"I hope I don't see anyone I know. I really don't feel like talking today. Maybe I'll just keep my hat pulled down. But I don't want anyone to think I'm ignoring them. If I don't smile as I pass by, people will think I'm rude. Do you think they will think I'm being rude?" she asked.
"I think you're reading way too far into it," I said.
We continued on the path. I was noticing the sparkles on the water and watching the boats sail by. The sun felt nice on my skin.
"Maybe we should turn back. I mean, we've already walked a little while. Maybe this is good enough."
"Let's go a little further," I said.
I watched some kids playing in the sand and a couple doing yoga on the grass. There were a handful of runners and a few jogging strollers. We passed tourists and locals and I couldn't help but smile and say "aloha" as I walked by. This is my favorite way to start the day.
A mongoose scurried out of the bushes and she jumped back and screamed. She was holding her hand to her chest. "Jesus," she said, trying to catch her breath. "That scared the shit out of me." She looked a little pale. I rubbed her back and told her there was nothing to be afraid of. There is no tiger chasing her.
As we reached our halfway point, the farthest point from home, I saw the look of dread come over her face. "I feel a little lightheaded," she said. "I hope I don't pass out."
"You're okay," I said and reminded her that she is healthy and strong.
"I should have brought some water," she said. "I hope I don't dehydrate out here."
"You had plenty of water before we came and there are faucets along the path if you're thirsty."
As we headed back the way we came, I noticed her pace picking up a bit. She was breathing deeply and muttering her mantra again. "I am strong. I am brave. I am good." She repeated this several times and then fell silent, as though concentrating.
The closer we got to our starting point, the more at ease she seemed to be. I noticed her walking with her head up and her back a little straighter now. She waved to someone she knew in a passing golf cart and I may have even seen her smile. As we rounded the corner to our block, she looked at me and said, "we did it," with a look of relief on her face. Until the next disaster, I thought to myself.

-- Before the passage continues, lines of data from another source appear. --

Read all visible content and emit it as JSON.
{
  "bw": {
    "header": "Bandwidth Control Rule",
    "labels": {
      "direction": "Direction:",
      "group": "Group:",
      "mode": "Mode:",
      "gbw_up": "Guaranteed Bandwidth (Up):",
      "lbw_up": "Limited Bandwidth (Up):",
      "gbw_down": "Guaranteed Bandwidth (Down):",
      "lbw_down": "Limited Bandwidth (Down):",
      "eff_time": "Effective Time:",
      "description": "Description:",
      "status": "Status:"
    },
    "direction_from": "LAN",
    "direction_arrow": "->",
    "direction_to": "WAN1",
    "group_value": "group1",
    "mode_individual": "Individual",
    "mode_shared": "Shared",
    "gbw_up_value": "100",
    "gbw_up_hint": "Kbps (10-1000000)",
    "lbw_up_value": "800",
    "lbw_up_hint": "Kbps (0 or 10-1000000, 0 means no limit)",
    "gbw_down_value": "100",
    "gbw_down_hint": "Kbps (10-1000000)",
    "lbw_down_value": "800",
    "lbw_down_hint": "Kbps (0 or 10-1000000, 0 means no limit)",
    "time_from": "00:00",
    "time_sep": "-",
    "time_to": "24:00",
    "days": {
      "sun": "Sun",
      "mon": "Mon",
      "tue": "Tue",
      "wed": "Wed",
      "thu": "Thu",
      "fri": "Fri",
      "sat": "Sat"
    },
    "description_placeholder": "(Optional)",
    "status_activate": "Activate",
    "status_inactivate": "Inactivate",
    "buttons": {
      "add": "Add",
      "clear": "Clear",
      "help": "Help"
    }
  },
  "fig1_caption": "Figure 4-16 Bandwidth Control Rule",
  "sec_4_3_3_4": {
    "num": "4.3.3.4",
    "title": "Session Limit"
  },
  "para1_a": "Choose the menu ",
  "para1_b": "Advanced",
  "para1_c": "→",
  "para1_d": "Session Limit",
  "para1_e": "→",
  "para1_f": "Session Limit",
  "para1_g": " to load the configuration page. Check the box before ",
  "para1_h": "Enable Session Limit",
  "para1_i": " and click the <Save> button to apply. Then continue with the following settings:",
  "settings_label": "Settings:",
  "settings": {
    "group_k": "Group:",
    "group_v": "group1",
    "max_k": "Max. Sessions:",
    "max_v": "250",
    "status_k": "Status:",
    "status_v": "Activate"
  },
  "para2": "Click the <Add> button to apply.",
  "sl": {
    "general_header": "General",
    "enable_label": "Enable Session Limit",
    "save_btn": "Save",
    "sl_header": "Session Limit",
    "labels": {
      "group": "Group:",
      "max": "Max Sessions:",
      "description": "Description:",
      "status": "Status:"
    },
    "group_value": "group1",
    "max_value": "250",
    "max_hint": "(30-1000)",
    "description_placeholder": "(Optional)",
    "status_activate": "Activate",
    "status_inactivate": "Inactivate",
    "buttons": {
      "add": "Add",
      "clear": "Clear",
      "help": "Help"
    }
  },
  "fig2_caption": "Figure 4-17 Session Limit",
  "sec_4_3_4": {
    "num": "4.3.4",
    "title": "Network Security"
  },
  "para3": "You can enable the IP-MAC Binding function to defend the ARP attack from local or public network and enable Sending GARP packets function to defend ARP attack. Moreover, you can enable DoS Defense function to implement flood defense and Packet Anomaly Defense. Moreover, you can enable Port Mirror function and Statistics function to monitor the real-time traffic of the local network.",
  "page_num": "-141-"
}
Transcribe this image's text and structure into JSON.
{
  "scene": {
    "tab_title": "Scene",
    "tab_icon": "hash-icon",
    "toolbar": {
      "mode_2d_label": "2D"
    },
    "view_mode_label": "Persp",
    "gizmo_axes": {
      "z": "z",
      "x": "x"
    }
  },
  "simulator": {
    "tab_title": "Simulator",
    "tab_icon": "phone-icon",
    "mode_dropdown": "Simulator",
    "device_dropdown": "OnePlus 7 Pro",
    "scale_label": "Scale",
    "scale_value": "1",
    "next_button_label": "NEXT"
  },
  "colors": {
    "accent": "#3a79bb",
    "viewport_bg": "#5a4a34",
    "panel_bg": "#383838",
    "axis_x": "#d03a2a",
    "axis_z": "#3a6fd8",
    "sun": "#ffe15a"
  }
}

This is what my anxiety looks like. Like a toddler. A toddler who is terrified of all the things. Of anger and monsters, loud voices and boogeymen. She's scared of rejection and heartache. She worries about being left all alone. She needs constant reassurance. She needs trust. She takes all of my energy. She is exhausting. And after all this time I am still learning how to take care of her. Turning on her only makes things worse. I remind myself to slow down and find my calm. I remind her to breathe. I tell her everything is going to be okay. And just when I'm at my breaking point, I pause and ask myself what love would do.